Defendant appeals his conviction for motor vehicle theft. Held:
1. The first enumeration of error is that the evidence is insufficient to sustain the conviction. The evidence supporting conviction showed that in October 1977 defendant made an agreement to purchase a bulldozer from one Reynolds. The down payment was to be a 1971 Ford automobile and a rifle owned by defendant, with the balance in installment payments. Reynolds received the Ford and the rifle but the remainder of the agreement was not carried out because the parties subsequently agreed to substitute a 1973 Mack truck for the bulldozer. On December 9, 1977, defendant signed a document taking over Reynolds' equity in the truck and agreed to make the remaining payments Reynolds owed on it. He also signed a document (state's exhibit 2) which stated that as of that date he had traded to Reynolds the 1971 Ford which Reynolds had in his possession and agreed to furnish Reynolds clear title to the vehicle within a week. Reynolds never got a title from defendant. In December 1978 Reynolds left the Ford at a shop for repairs, from which defendant took it in January 1979 without Reynolds' permission by intimating he had such permission and displaying the title.

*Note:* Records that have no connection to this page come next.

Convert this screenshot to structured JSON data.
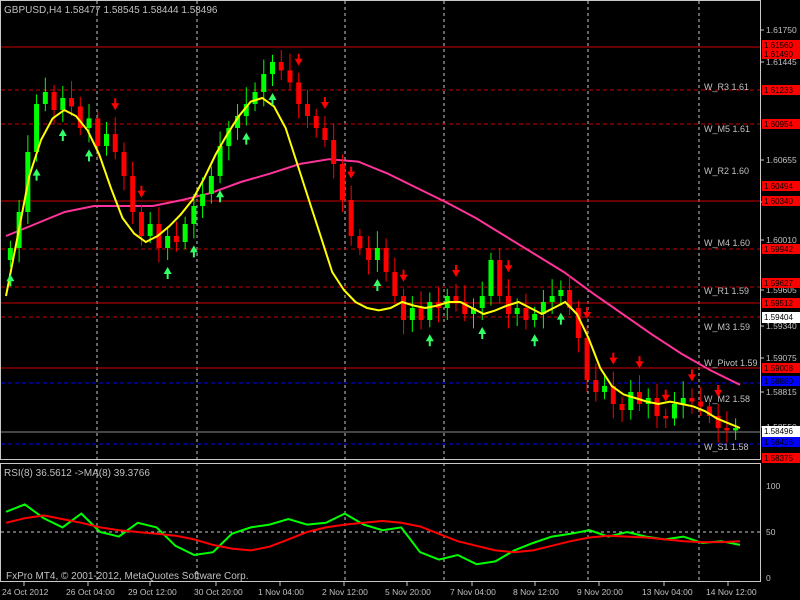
{
  "colors": {
    "background": "#000000",
    "grid": "#c8c8c8",
    "bull": "#00ff00",
    "bear": "#ff0000",
    "up_arrow": "#33ff66",
    "down_arrow": "#ff0000",
    "ma_fast": "#ffff00",
    "ma_slow": "#ff3399",
    "pivot_line": "#cc0000",
    "rsi": "#00ff00",
    "rsi_ma": "#ff0000",
    "label_text": "#c0c0c0",
    "current_price_bg": "#ffffff",
    "blue_tag": "#0000ff",
    "red_tag": "#ff0000"
  },
  "main_header": "GBPUSD,H4  1.58477 1.58545 1.58444 1.58496",
  "sub_header": "RSI(8) 36.5612   ->MA(8) 39.3766",
  "footer": "FxPro MT4, © 2001-2012, MetaQuotes Software Corp.",
  "price_axis_labels": [
    "1.61750",
    "1.61445",
    "1.60655",
    "1.60340",
    "1.60010",
    "1.59605",
    "1.59340",
    "1.59075",
    "1.58815",
    "1.58550"
  ],
  "current_price": "1.58496",
  "pivot_price": "1.59404",
  "red_tags": [
    "1.61560",
    "1.61490",
    "1.61233",
    "1.60954",
    "1.60494",
    "1.60340",
    "1.59942",
    "1.59627",
    "1.59512",
    "1.59008",
    "1.58375"
  ],
  "blue_tags": [
    "1.58880",
    "1.58426"
  ],
  "rsi_axis_labels": [
    "100",
    "50",
    "0"
  ],
  "time_labels": [
    "24 Oct 2012",
    "26 Oct 04:00",
    "29 Oct 12:00",
    "30 Oct 20:00",
    "1 Nov 04:00",
    "2 Nov 12:00",
    "5 Nov 20:00",
    "7 Nov 04:00",
    "8 Nov 12:00",
    "9 Nov 20:00",
    "13 Nov 04:00",
    "14 Nov 12:00"
  ],
  "pivot_levels": [
    {
      "name": "W_R3 1.61",
      "price": 1.613
    },
    {
      "name": "W_M5 1.61",
      "price": 1.6095
    },
    {
      "name": "W_R2 1.60",
      "price": 1.606
    },
    {
      "name": "W_M4 1.60",
      "price": 1.6
    },
    {
      "name": "W_R1 1.59",
      "price": 1.596
    },
    {
      "name": "W_M3 1.59",
      "price": 1.593
    },
    {
      "name": "W_Pivot 1.59",
      "price": 1.59
    },
    {
      "name": "W_M2 1.58",
      "price": 1.587
    },
    {
      "name": "W_S1 1.58",
      "price": 1.583
    }
  ],
  "chart_data": {
    "type": "candlestick",
    "symbol": "GBPUSD",
    "timeframe": "H4",
    "ylim": [
      1.583,
      1.619
    ],
    "closes": [
      1.6,
      1.603,
      1.608,
      1.612,
      1.613,
      1.6115,
      1.6125,
      1.6118,
      1.61,
      1.6108,
      1.6085,
      1.6095,
      1.608,
      1.606,
      1.603,
      1.601,
      1.602,
      1.6,
      1.601,
      1.6005,
      1.602,
      1.6035,
      1.6045,
      1.606,
      1.6085,
      1.61,
      1.611,
      1.612,
      1.613,
      1.6145,
      1.6155,
      1.6148,
      1.6138,
      1.612,
      1.611,
      1.61,
      1.609,
      1.607,
      1.604,
      1.601,
      1.6,
      1.599,
      1.6,
      1.598,
      1.596,
      1.594,
      1.595,
      1.594,
      1.5955,
      1.595,
      1.596,
      1.5955,
      1.5945,
      1.595,
      1.596,
      1.599,
      1.596,
      1.5945,
      1.595,
      1.594,
      1.5945,
      1.5955,
      1.596,
      1.5965,
      1.595,
      1.5925,
      1.589,
      1.588,
      1.5885,
      1.587,
      1.5865,
      1.588,
      1.587,
      1.5875,
      1.586,
      1.5858,
      1.587,
      1.5875,
      1.5872,
      1.5868,
      1.586,
      1.585,
      1.5848,
      1.585
    ],
    "ma_fast": [
      1.596,
      1.601,
      1.606,
      1.609,
      1.6108,
      1.6115,
      1.611,
      1.6098,
      1.6078,
      1.605,
      1.6025,
      1.6012,
      1.6005,
      1.601,
      1.6018,
      1.6028,
      1.604,
      1.6058,
      1.6078,
      1.6095,
      1.611,
      1.6122,
      1.6125,
      1.6118,
      1.61,
      1.607,
      1.604,
      1.601,
      1.598,
      1.5965,
      1.5955,
      1.595,
      1.5948,
      1.595,
      1.5955,
      1.5952,
      1.595,
      1.5952,
      1.5955,
      1.5955,
      1.595,
      1.5945,
      1.5948,
      1.5952,
      1.5955,
      1.595,
      1.5945,
      1.595,
      1.5955,
      1.5945,
      1.5925,
      1.59,
      1.5885,
      1.5878,
      1.5875,
      1.5872,
      1.587,
      1.5872,
      1.587,
      1.5868,
      1.5864,
      1.5858,
      1.5854,
      1.585
    ],
    "ma_slow": [
      1.601,
      1.602,
      1.603,
      1.6035,
      1.6035,
      1.6035,
      1.604,
      1.6046,
      1.6055,
      1.6062,
      1.607,
      1.6074,
      1.6072,
      1.6062,
      1.605,
      1.6038,
      1.6025,
      1.601,
      1.5995,
      1.598,
      1.5962,
      1.5945,
      1.5928,
      1.5912,
      1.5898,
      1.5886
    ],
    "rsi_ylim": [
      0,
      100
    ],
    "rsi": [
      72,
      80,
      65,
      55,
      70,
      50,
      45,
      60,
      55,
      35,
      25,
      28,
      48,
      55,
      58,
      64,
      58,
      60,
      70,
      58,
      52,
      55,
      28,
      20,
      25,
      15,
      18,
      30,
      38,
      45,
      48,
      52,
      45,
      50,
      45,
      42,
      45,
      38,
      40,
      36
    ],
    "rsi_ma": [
      60,
      65,
      68,
      64,
      60,
      55,
      52,
      50,
      48,
      46,
      42,
      36,
      32,
      30,
      34,
      42,
      50,
      55,
      58,
      60,
      62,
      60,
      56,
      48,
      40,
      35,
      30,
      28,
      30,
      35,
      40,
      44,
      46,
      45,
      44,
      42,
      40,
      39,
      39,
      40
    ]
  }
}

Defendant testified that although he agreed to trade the Ford as part of the down payment for the bulldozer, the agreement to purchase the Mack truck did not include the Ford; and that when he took the Ford from the repair shop he was only recovering his own property. He denied signing state's exhibit 2 and claimed that he did not remember signing it.
We find this evidence sufficient to authorize a rational jury to find defendant guilty of motor vehicle theft beyond a reasonable doubt. Jackson v. Virginia, 443 U. S. 307 (99 SC 2781, 61 LE2d 569).
2. The remaining enumeration is that the trial court erred In admitting in evidence state's exhibit 2, the document defendant signed stating that he traded the Ford to Reynolds. A photostatic copy of the document was admitted over defendant's objection that it was not the best evidence. Since there is no evidence whatsoever accounting for the absence of the original of the document as required by Code Ann. 38-203, the trial court erred in admitting it. Cox v. State, 93 Ga. App. 533 (2) (92 SE2d 260)
. However, since there was testimony of witnesses generally as to the contents of the document and the prosecutor read the contents of it verbatim to defendant in cross-examination, all without objection, the error was harmless. "The admission of improper evidence is harmless when the fact sought to be shown is otherwise fully and properly established. [Cits.]" Barrett v. State, 146 Ga. App. 207 (1) (245 SE2d 890)
Jeff C. Wayne, District Attorney, for appellee.